Read more
'Interstellar' trailer: Christopher Nolan voyages across the universe

Christopher Nolan's upcoming sci-fi epic "Interstellar" has launched a new trailer that takes star Matthew McConaughey deeper into the far reaches of space and sheds a tiny bit of light on the mysterious movie.

Unveiled on a new website for the film (enter access code "7201969"), the trailer opens on a dry, despairing Earth. Cooper (McConaughey), an engineer and pilot, sets up humanity's grim situation.

"We used to look up at the sky and wonder at our place in the stars," he says. "Now we just look down and worry about our place in the dirt."

To save mankind, Cooper joins a space-faring mission (with crew mates including Anne Hathaway and Wes Bentley) to travel through a wormhole and explore potentially habitable worlds. Some of those worlds (or at least one) are glimpsed in the new trailer, as vistas of barren tundra and gleaming seas contrast with dusty images of Earth.

The trailer doesn't shy away from emotion either, playing up the family drama as Cooper is forced to leave behind...

Read more
From the booth to the big screen: Vin Scully's movie appearances

Dodgers announcer Vin Scully made many baseball fans' day Tuesday when he announced he'll return for an unprecedented 66th year in the broadcast booth. It's a wonder that the prolific play-by-play man, now 86, has ever found time to do anything other than call games — but being in Hollywood's backyard, he has managed to make his way into more than a few films over the years. Here are some highlights.

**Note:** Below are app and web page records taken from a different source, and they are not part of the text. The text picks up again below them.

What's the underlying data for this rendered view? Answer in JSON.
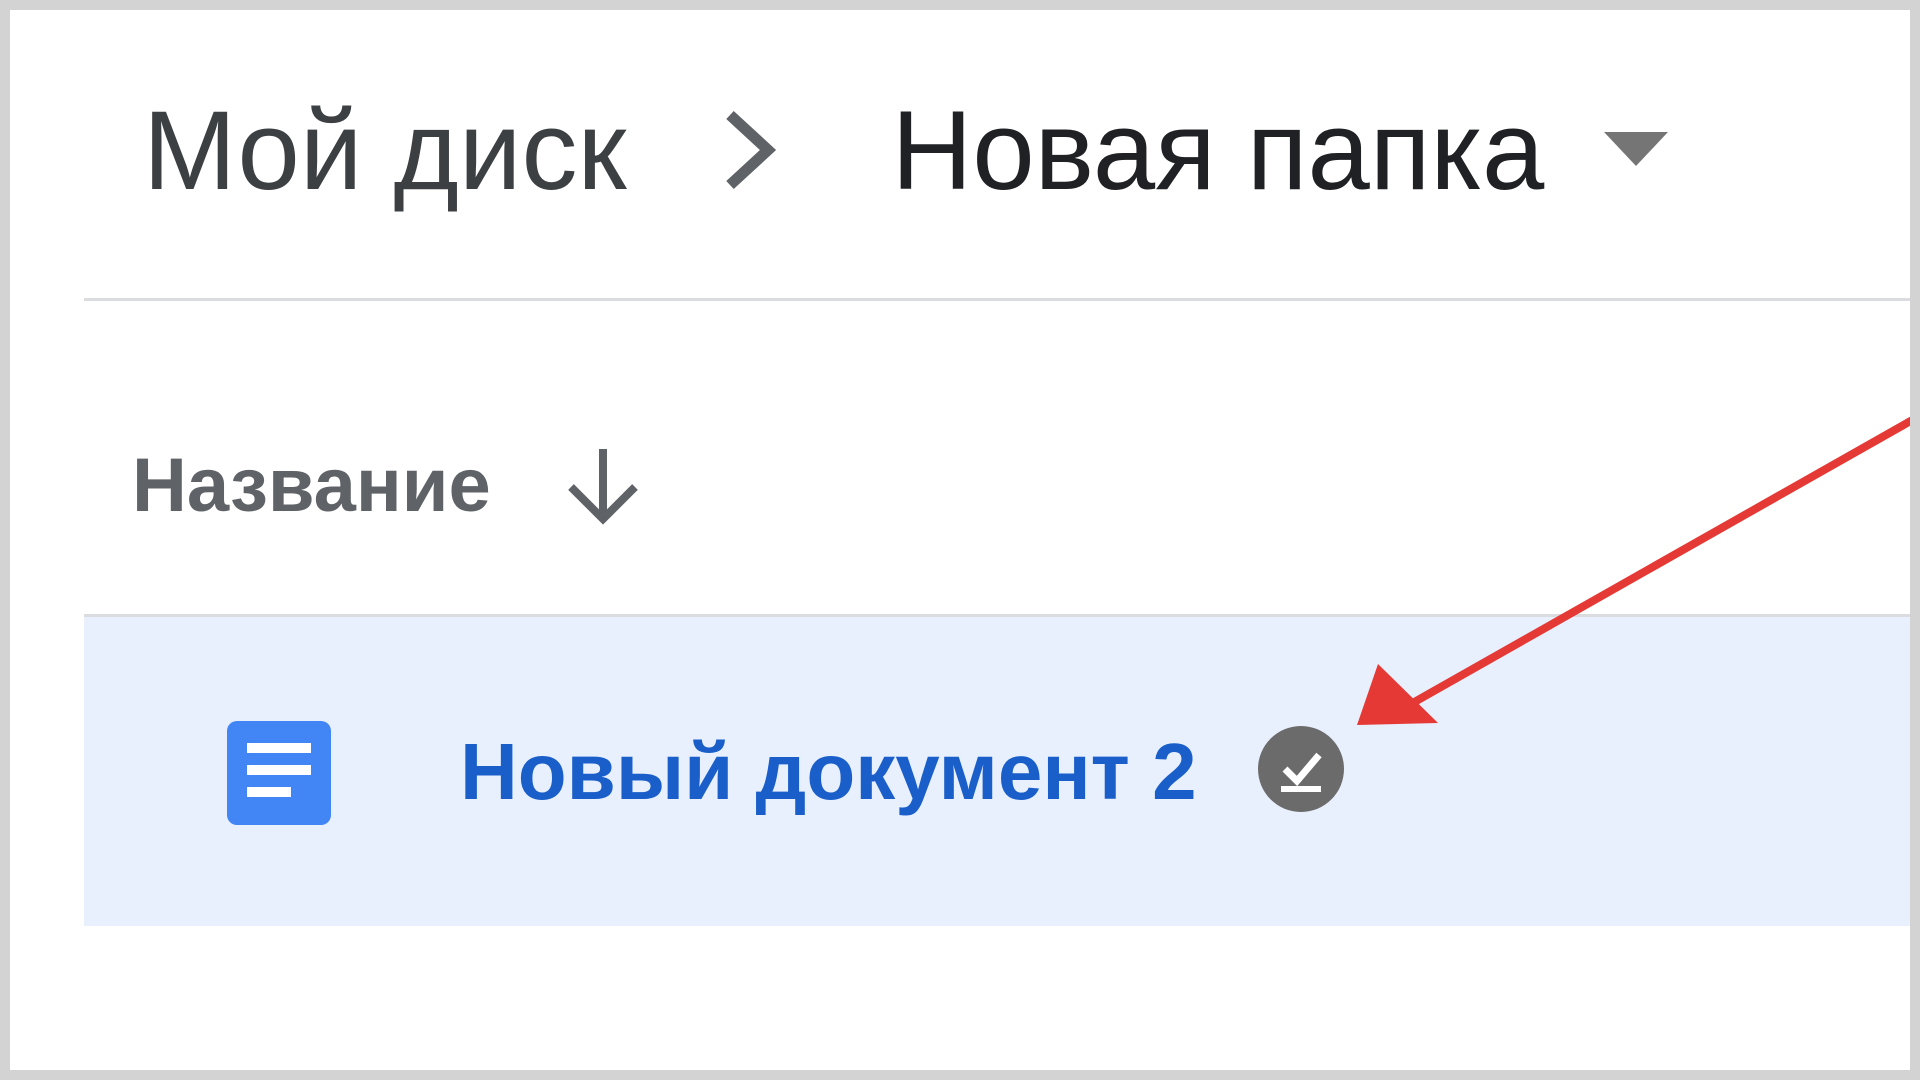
{
  "breadcrumb": {
    "root_label": "Мой диск",
    "current_label": "Новая папка"
  },
  "file_list": {
    "column_header": "Название",
    "sort_direction": "descending",
    "rows": [
      {
        "name": "Новый документ 2",
        "type_icon": "google-docs-icon",
        "status_icon": "available-offline-icon",
        "selected": true
      }
    ]
  },
  "colors": {
    "selection_background": "#e8f0fe",
    "file_name_text": "#1a5fc9",
    "docs_icon_blue": "#4285f4",
    "annotation_arrow": "#e53935"
  }
}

"For Love of the Game" (1999): Scully's biggest movie role came in this Sam Raimi-directed drama starring Kevin Costner as Billy Chapel, a veteran pitcher reflecting on his career and personal life while throwing what could be a perfect game — as well as his MLB swan song.

Though the story is fictional (and Costner's character is a Tiger, not a Dodger), Scully calls the game with all the poetry and drama baseball fans have come to expect over his decades-long career. Of course, Scully is no stranger to perfect games, having called three — by Don Larsen, Sandy Koufax and Dennis Martinez —...

Read more
Loading